- [WHAT IS EXPECTED]: The number of lines below holding the string "JSON" is the only answer wanted.
Segment Start: INPUT
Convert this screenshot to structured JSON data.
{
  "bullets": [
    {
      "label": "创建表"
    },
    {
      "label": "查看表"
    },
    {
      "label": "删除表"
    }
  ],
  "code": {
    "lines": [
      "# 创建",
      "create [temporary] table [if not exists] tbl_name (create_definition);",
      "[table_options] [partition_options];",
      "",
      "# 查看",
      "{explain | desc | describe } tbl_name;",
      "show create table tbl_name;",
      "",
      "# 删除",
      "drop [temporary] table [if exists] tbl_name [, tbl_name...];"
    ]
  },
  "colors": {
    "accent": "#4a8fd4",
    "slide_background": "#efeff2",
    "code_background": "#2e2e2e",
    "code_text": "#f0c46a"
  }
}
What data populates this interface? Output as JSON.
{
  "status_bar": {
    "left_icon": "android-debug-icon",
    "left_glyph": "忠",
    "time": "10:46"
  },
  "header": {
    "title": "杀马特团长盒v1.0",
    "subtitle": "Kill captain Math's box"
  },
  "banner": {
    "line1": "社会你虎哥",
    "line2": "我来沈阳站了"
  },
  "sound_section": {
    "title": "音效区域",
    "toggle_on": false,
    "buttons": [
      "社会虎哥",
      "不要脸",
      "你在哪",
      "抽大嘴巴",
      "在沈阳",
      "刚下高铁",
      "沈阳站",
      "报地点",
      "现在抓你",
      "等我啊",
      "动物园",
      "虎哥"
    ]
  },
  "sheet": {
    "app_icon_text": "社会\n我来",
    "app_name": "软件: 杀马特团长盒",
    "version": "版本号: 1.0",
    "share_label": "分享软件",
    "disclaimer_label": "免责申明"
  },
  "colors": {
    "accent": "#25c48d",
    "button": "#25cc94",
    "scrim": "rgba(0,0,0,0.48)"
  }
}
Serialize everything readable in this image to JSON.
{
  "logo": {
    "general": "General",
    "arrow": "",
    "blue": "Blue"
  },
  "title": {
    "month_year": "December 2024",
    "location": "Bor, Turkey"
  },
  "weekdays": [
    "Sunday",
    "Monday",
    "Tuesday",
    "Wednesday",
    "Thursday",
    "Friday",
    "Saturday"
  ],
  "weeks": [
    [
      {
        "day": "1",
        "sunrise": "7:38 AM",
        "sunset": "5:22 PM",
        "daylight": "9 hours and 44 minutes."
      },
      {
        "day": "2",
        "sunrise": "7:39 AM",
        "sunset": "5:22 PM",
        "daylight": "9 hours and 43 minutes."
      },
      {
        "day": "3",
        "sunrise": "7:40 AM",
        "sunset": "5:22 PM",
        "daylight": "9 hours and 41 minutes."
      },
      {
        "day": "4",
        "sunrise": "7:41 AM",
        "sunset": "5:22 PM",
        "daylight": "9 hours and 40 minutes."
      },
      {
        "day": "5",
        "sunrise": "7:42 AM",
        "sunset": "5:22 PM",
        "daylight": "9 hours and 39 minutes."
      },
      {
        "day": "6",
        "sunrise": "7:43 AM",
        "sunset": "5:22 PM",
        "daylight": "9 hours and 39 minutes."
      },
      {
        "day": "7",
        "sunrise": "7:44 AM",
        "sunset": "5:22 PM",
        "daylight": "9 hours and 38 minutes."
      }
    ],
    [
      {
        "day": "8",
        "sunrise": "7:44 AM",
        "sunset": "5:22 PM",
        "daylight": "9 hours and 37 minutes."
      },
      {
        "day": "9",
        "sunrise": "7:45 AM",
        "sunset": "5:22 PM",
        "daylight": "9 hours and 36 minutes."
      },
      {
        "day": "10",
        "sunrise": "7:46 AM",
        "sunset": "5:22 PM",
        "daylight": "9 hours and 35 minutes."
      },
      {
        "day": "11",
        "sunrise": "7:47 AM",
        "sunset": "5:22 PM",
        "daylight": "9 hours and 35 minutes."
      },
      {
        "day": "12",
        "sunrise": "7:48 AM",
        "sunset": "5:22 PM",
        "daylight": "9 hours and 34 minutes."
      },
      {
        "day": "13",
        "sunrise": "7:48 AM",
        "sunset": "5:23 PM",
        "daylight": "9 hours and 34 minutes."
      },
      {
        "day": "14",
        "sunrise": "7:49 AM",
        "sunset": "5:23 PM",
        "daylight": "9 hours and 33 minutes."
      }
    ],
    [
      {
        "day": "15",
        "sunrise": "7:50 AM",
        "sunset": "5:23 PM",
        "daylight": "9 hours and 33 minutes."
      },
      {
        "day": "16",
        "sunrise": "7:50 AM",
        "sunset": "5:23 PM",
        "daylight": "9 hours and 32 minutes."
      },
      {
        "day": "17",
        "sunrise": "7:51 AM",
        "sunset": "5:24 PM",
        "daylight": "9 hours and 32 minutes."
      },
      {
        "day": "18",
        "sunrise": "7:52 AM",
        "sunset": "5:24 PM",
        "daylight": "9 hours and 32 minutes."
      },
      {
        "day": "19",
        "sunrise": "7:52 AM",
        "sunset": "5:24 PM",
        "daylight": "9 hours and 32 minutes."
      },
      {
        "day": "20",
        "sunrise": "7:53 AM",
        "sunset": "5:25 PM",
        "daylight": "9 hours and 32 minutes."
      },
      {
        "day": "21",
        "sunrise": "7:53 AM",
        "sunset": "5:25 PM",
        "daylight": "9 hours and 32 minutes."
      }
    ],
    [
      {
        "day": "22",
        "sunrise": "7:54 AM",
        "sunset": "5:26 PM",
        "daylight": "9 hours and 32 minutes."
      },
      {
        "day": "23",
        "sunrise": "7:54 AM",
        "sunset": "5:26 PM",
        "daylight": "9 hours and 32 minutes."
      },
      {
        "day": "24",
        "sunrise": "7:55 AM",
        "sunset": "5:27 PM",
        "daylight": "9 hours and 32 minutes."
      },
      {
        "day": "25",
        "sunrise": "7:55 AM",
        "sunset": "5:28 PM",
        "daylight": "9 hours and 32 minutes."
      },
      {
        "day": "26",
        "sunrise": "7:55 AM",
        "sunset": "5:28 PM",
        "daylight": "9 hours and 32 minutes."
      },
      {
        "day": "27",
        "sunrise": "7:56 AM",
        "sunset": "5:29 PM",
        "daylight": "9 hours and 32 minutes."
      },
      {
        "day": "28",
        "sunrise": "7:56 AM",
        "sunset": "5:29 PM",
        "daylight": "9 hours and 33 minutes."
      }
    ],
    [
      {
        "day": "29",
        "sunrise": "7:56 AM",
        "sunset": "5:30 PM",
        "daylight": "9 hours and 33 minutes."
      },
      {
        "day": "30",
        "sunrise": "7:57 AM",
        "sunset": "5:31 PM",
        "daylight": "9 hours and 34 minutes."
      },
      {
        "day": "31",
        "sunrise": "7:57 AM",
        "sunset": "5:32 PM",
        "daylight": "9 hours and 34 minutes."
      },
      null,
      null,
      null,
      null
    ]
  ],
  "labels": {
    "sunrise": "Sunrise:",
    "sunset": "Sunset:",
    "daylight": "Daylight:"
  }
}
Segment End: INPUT
- [RESULT]: 3